If you’ve been reading Rock Is A Girl’s Best Friend for a little while, then you know about my history with Joseph Arthur, which spans more than a decade. One of my favorite Joseph Arthur memories was several years ago when my friends and I learned Joe was playing a last-minute show, in the small room, at The Knitting Factory. It was about 4:30 pm and we were sitting at work, looking at each other, until we devised a plan (which didn’t take long). My friend, Jen, called The Knitting Factory. “Yeah. . . so we heard Joseph Arthur is playing there tonight. . . in the small room. . . Yeah. . . This may be a dumb question, but are there any tickets left. . . ? And. . .what do we have to do to get them?”
Jen slammed down the phone, “Grab your coats ladies! We need to go to The Knitting Factory right now! They only have 3 tickets left for the show tonight and we need to go get them!” First of all, imagine getting anywhere – quickly – at 5pm, in LA. We looked at each other, without hesitation, vowed to come back to work after the show, and sprinted to the car.

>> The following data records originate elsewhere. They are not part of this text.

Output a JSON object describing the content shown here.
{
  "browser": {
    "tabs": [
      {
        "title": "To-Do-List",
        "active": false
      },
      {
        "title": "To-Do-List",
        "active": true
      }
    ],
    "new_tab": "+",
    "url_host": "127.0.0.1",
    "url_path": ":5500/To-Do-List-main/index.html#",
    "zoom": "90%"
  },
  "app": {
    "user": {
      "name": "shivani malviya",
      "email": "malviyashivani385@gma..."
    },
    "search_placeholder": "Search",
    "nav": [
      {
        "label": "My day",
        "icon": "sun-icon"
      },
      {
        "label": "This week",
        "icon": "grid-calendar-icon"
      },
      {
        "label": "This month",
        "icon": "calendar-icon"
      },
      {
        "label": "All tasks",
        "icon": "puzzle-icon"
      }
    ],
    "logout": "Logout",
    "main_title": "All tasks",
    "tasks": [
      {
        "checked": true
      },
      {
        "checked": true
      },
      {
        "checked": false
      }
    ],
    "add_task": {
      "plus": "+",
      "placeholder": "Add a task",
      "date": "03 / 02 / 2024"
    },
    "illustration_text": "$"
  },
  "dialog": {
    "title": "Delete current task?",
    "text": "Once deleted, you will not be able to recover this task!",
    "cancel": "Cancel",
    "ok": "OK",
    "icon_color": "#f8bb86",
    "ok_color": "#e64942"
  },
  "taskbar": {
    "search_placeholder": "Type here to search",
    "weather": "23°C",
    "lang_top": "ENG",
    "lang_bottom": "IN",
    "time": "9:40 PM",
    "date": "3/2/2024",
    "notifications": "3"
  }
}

We somehow got to the venue while the remaining 3 tickets were available and Joseph Arthur treated us to a brilliant show. It was special because the venue was exceptionally small and the sound (at that time) was really good. It was special because there were some technical difficulties. . . which allowed time for Joe to get out his notebook and show us some recent artwork he’d created. It was special because Joseph Arthur was playing.
Twelve years later, and I still feel that privileged to see Joseph Arthur play.
Building The Song Piece By Piece
What was special about tonight’s show? The paint on Joe’s hands, reminding you that music isn’t just “music” – it’s art. The way Joseph re-creates songs in front of you, piece by piece, looping percussion, vocals, and guitar, with relaxed precision. “Relaxed precision” may seem like a contradiction but that’s how he pulls it off. Watching Joseph paint, not just a picture, but what is to become a central character in the show, while singing. The look on Joe’s face as he
Painting A Character Into The Show
contemplates and serenades the painting he created while singing the early verses of the same song. Watching and listening, awestruck, as Joseph reads several pages of spoken word, the words flowing so fluidly, you can’t imagine he’s actually had the time to read them off the page. The apparent set list written on the back of the poetry – the songs are familiar, but the set is different. . . it always is. Joe’s sense of humor as he introduces a song, “This song is new. . . except for countless clips on YouTube. Oh, the mystique of the music industry.”
The fact that every person who has spoken to me about Bootleg Theater has said what a terrible venue it is; and that it actually turned out to be quite wonderful. The way I was greeted at the door by security, with open arms and a smile, and treated with genuine kindness while getting my ticket. The feeling of gratitude upon remembering that, after a lifetime of seeing shows in LA, some venues truly are home and treat me like family. And, the realization that after all that time, I can walk into a venue for the first time, and that it too can feel like home. Walls upon walls of Joseph Arthur’s paintings in the gallery, leading to the music room. The fact that there is still a music venue that only charges $2 for a bottle of water.
This acoustic rendition of “In The Sun,” featuring C.c. White and audience sing-a-long. No microphones. Vocal mastery from C.c. White (be sure to watch through the end). A chorus of audience back-up singers – the experience of community and collective passion they contributed is another thing that made the night special:
Not just playing songs; re-creating songs:
“Crying Like A Man”
If you missed that show, you missed that show. It’ll never be the same. That’s Joseph Arthur.
The final show of Joseph’s residency at Bootleg Theater is next Tuesday, March 1. Tickets